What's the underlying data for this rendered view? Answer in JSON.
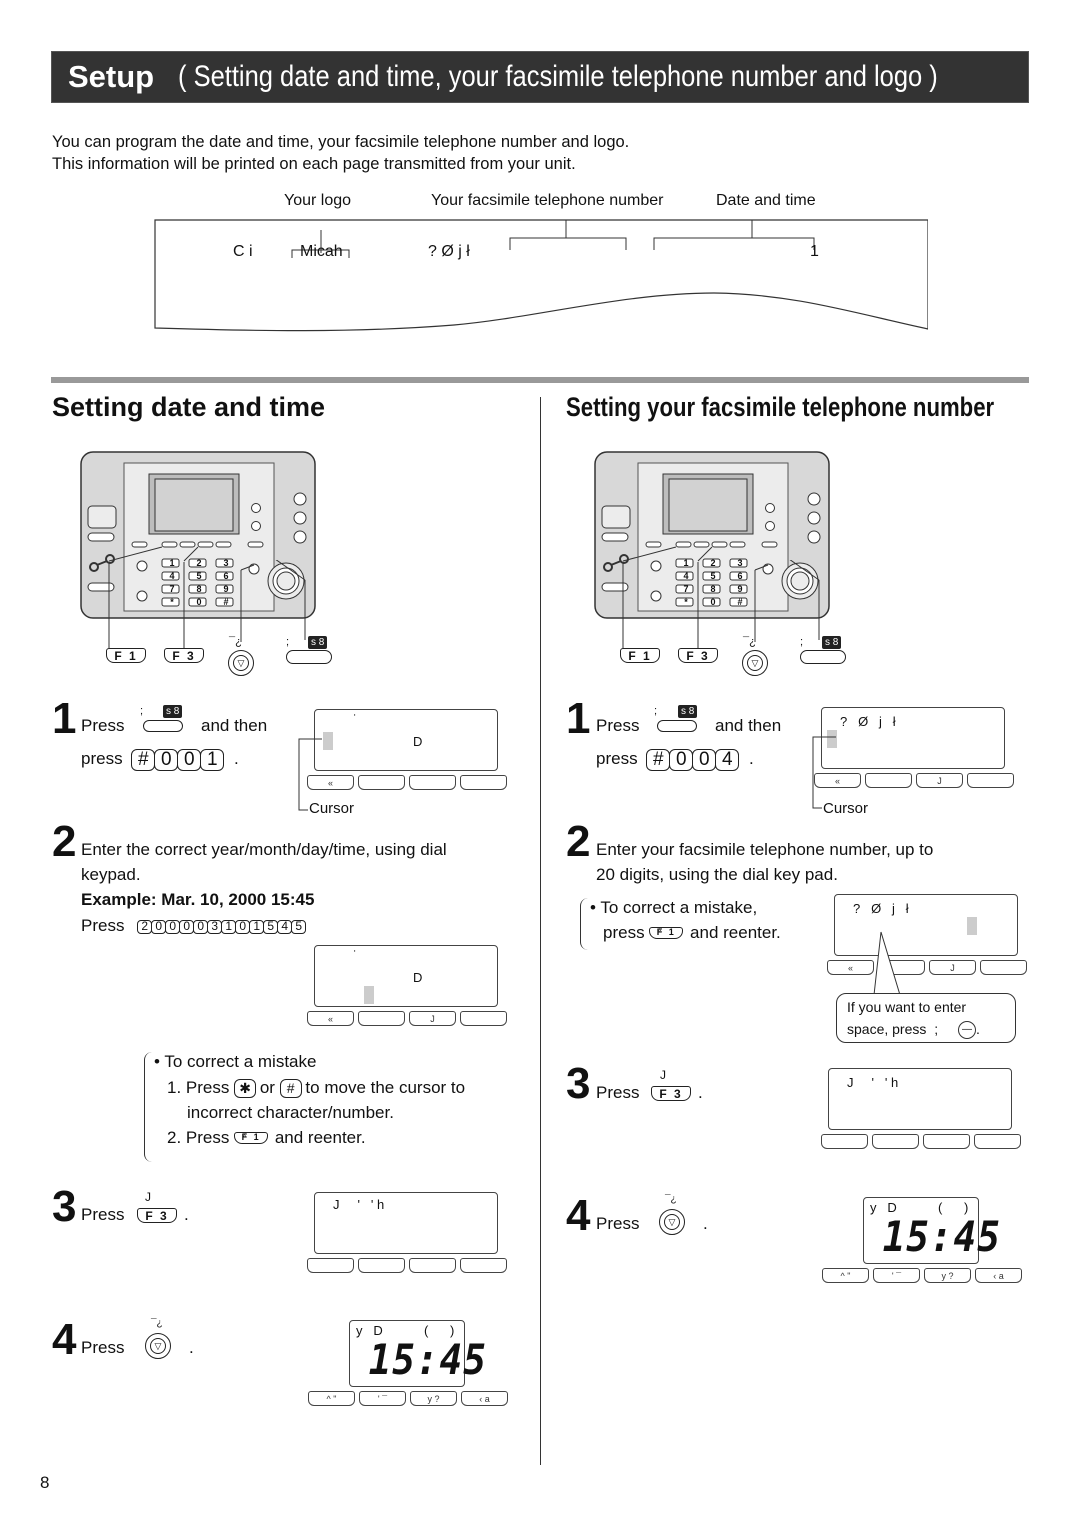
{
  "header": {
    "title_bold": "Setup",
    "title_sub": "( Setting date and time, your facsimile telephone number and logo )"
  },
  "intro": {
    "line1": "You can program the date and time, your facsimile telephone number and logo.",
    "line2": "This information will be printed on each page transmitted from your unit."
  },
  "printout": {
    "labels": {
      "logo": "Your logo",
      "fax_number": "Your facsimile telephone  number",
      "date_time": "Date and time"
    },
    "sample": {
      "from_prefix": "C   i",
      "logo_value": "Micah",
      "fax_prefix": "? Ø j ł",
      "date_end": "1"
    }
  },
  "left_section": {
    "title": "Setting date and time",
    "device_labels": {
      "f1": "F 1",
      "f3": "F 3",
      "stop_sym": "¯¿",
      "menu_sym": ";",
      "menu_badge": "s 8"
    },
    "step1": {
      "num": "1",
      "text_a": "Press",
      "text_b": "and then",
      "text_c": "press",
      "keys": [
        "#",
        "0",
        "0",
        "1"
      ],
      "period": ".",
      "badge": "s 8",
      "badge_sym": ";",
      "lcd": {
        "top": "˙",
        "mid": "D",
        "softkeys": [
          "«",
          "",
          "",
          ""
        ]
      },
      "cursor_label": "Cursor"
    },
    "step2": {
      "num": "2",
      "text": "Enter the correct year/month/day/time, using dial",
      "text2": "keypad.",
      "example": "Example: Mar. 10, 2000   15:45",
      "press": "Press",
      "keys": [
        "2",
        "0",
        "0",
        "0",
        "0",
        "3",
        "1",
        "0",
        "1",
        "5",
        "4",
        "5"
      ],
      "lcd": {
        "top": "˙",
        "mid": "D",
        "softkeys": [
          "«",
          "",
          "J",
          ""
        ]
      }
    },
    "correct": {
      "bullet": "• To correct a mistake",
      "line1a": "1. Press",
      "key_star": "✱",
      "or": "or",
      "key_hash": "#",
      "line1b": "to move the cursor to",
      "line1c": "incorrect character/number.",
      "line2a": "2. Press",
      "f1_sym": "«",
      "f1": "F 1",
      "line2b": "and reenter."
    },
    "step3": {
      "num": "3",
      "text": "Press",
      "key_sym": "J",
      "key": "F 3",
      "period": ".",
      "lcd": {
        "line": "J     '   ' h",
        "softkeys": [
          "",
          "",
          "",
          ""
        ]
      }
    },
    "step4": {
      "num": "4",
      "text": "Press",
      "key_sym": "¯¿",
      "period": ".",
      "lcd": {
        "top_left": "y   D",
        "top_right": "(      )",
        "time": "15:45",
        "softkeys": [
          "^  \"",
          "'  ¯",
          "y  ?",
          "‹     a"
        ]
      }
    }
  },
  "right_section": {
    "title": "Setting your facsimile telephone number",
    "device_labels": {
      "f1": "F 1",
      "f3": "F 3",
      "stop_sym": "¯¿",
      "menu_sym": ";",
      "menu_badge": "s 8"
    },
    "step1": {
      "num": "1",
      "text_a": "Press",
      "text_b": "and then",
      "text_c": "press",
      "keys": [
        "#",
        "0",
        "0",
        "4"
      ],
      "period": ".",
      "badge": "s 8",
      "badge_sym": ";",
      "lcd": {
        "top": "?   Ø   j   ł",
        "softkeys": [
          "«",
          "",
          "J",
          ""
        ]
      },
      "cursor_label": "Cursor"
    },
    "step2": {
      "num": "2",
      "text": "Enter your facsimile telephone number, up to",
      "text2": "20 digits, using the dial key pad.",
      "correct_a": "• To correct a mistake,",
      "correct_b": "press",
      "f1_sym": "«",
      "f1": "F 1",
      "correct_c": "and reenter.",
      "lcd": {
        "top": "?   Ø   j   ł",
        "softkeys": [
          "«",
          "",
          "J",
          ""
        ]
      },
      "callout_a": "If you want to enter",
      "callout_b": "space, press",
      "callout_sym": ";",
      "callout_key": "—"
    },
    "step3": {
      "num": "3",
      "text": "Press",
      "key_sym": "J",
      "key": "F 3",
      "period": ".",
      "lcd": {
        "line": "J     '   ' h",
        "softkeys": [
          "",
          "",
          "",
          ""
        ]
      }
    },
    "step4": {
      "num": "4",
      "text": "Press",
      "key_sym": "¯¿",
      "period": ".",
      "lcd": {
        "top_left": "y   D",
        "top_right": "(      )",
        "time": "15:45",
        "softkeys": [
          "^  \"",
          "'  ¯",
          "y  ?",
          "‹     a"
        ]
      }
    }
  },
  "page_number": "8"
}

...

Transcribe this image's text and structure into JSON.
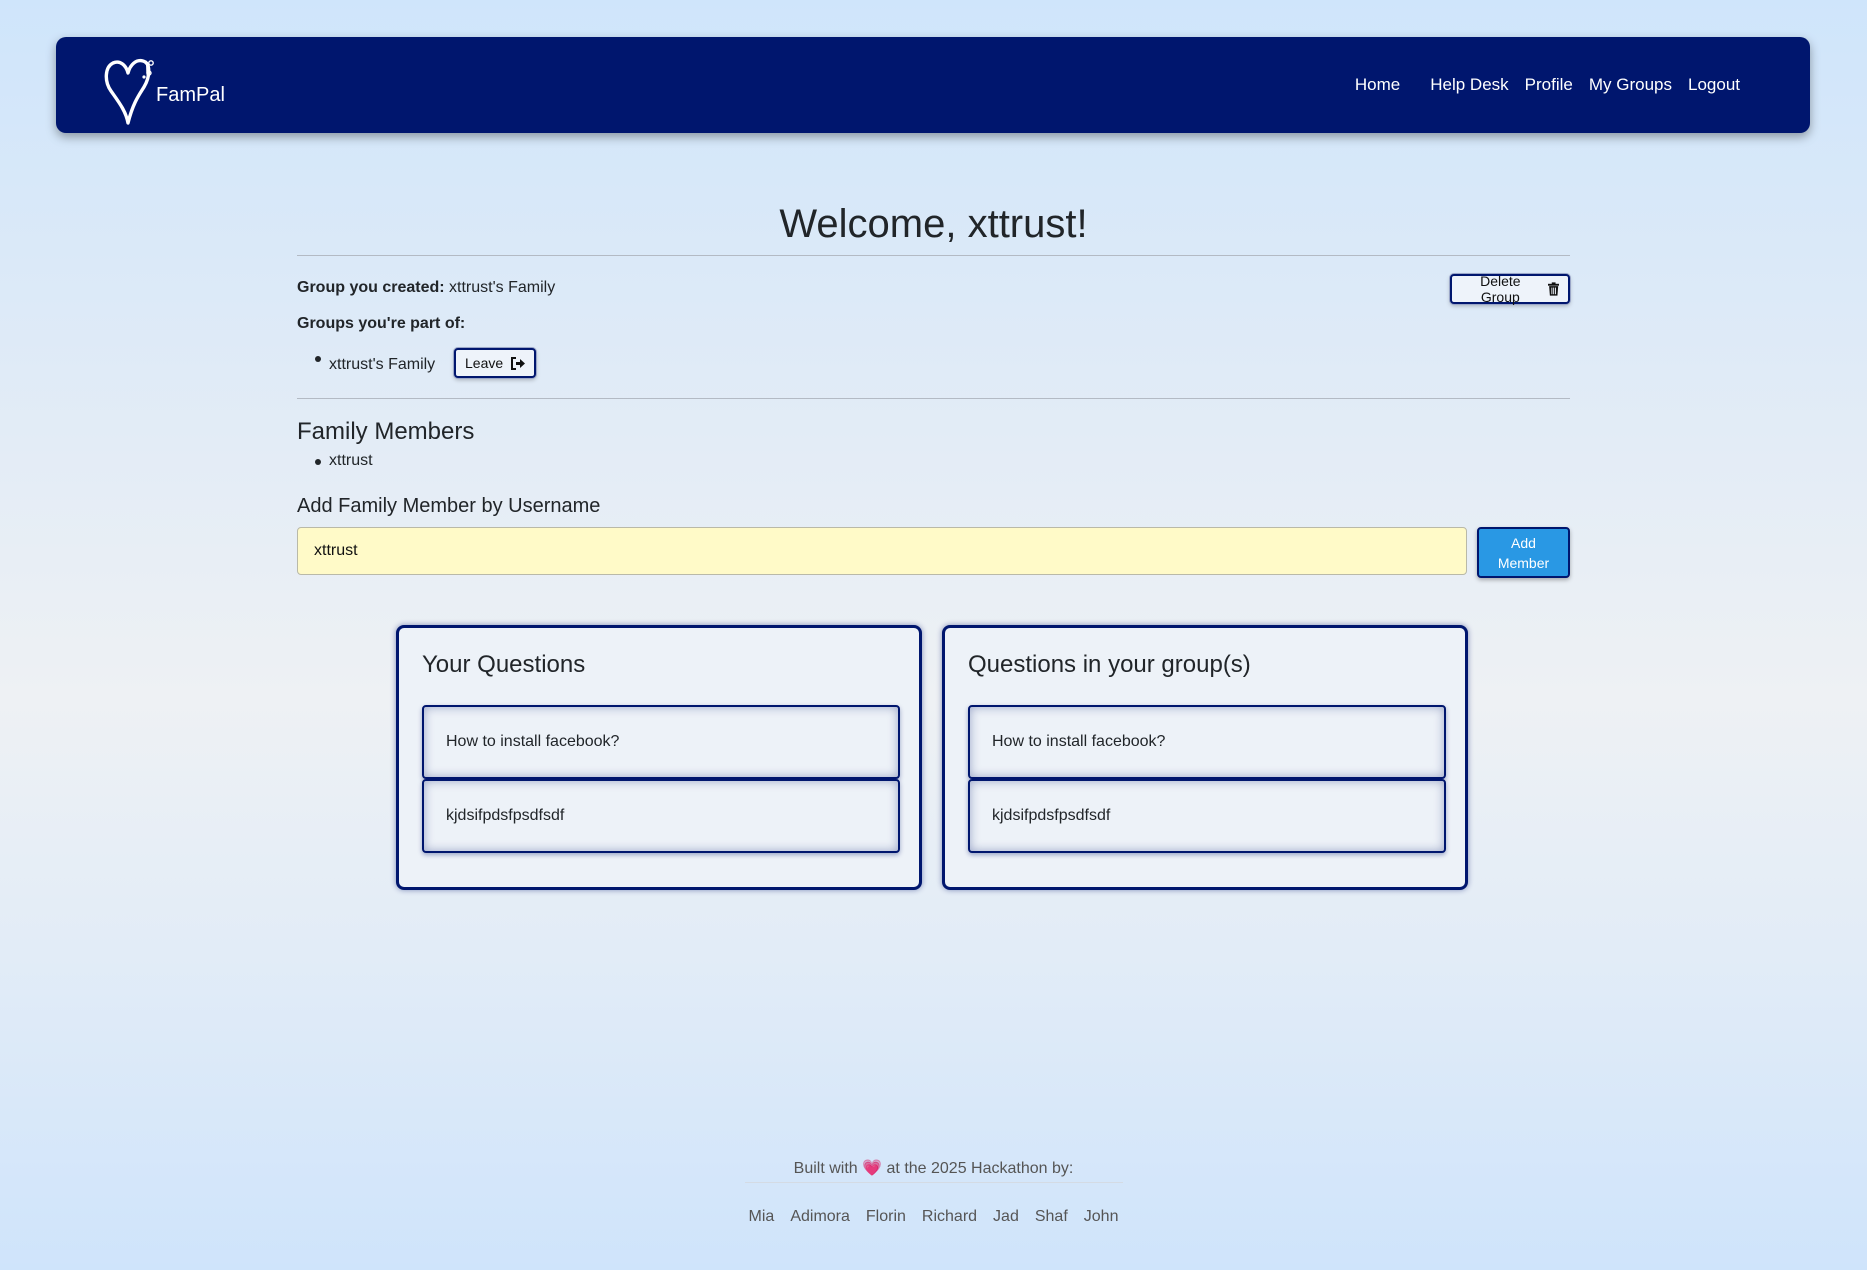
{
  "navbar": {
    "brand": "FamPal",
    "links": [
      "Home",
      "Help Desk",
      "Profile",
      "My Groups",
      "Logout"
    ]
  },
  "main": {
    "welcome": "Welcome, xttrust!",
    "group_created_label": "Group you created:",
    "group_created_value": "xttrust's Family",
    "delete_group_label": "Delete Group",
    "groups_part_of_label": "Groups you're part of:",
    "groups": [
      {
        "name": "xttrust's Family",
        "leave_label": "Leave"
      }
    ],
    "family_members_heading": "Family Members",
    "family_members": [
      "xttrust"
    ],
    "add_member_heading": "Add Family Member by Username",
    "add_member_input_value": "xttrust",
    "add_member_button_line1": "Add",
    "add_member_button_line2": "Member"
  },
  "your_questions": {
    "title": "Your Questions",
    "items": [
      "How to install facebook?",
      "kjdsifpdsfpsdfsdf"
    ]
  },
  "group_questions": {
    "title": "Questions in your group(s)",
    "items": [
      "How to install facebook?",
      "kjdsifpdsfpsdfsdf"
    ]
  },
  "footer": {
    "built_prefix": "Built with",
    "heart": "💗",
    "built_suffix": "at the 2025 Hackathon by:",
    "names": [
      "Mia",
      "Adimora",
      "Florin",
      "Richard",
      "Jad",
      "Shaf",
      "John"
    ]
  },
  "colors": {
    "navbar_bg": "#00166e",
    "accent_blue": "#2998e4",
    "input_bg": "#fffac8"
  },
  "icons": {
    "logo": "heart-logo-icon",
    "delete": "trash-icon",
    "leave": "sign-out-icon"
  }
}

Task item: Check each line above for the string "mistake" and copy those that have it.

Task response:
      "bullet": "• To correct a mistake",
      "correct_a": "• To correct a mistake,",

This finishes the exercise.